Technology to support end-to-end encryption is already widely used outside of the payment card industry, says Julie Fergerson, vice president of emerging technologies at Debix Inc., a company that helps merchants and financial institutions protect consumer account data. But though it is quite feasible for use in payment card processing, putting it to work in the payment card industry would require a massive upgrading of technology including retail point-of-sale systems, merchant acquirer networks and the technology backbones at credit card associations including Visa and MasterCard, Fergerson says.
Nonetheless, the payment card industry may have no choice but to eventually deploy end-to-end data encryption to keep ahead of credit card fraud, adds Fergerson, who is also co-founder of the Merchant Risk Council, an organization that promotes payment security at online merchants. “It would be a pretty big undertaking, but credit card fraud is a huge problem and only getting worse,” she says.
Avivah Litan, a security technology analyst at research and advisory firm Gartner Inc., says that while end-to-end encryption would require a significant effort, it may be less of an overall effort compared to improving security through alternative efforts in network administration and auditing. She adds that some retailers, whom she was not free to name, could be expected to announce their own end-to-end encryption projects this spring.
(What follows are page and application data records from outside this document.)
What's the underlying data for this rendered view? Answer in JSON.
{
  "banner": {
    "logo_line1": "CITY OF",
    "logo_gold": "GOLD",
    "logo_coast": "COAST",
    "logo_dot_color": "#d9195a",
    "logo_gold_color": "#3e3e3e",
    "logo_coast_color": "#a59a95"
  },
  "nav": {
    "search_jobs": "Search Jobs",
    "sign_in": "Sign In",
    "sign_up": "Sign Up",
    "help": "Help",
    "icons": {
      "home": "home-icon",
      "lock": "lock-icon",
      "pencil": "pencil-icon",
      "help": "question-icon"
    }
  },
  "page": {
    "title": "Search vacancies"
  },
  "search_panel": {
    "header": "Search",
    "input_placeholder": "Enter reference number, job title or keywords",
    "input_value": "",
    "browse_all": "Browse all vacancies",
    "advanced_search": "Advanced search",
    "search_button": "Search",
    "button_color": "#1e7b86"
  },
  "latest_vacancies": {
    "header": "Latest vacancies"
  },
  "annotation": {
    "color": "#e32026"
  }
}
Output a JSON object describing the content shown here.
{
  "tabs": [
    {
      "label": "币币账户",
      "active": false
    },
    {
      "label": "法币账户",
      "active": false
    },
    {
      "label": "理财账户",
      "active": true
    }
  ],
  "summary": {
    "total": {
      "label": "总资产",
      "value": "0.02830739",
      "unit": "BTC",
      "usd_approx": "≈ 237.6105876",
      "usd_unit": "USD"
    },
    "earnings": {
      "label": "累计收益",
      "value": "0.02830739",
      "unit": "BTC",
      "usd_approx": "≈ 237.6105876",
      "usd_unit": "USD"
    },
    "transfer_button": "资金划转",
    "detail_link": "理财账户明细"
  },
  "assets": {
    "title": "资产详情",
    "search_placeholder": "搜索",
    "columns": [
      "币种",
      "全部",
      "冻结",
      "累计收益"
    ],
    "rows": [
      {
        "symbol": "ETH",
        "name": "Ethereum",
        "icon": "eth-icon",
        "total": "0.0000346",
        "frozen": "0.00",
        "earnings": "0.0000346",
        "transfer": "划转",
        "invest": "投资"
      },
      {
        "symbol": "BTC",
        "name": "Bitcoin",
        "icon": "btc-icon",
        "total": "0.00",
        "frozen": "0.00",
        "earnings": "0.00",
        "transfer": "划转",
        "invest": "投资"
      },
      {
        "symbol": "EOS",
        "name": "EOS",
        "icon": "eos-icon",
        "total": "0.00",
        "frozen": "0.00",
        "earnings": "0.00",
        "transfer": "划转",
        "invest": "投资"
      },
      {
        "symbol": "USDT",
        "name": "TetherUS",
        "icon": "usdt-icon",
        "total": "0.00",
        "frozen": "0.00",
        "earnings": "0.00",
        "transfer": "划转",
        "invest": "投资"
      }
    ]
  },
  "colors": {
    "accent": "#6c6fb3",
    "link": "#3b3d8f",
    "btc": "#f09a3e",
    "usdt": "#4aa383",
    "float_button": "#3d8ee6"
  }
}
Lauter adds that companies that hold consumer account data should also work on making their networks more bullet-proof. “To me the largest question mark is, if someone breaks into a secured network with multiple layers of defense, which layer didn’t work?”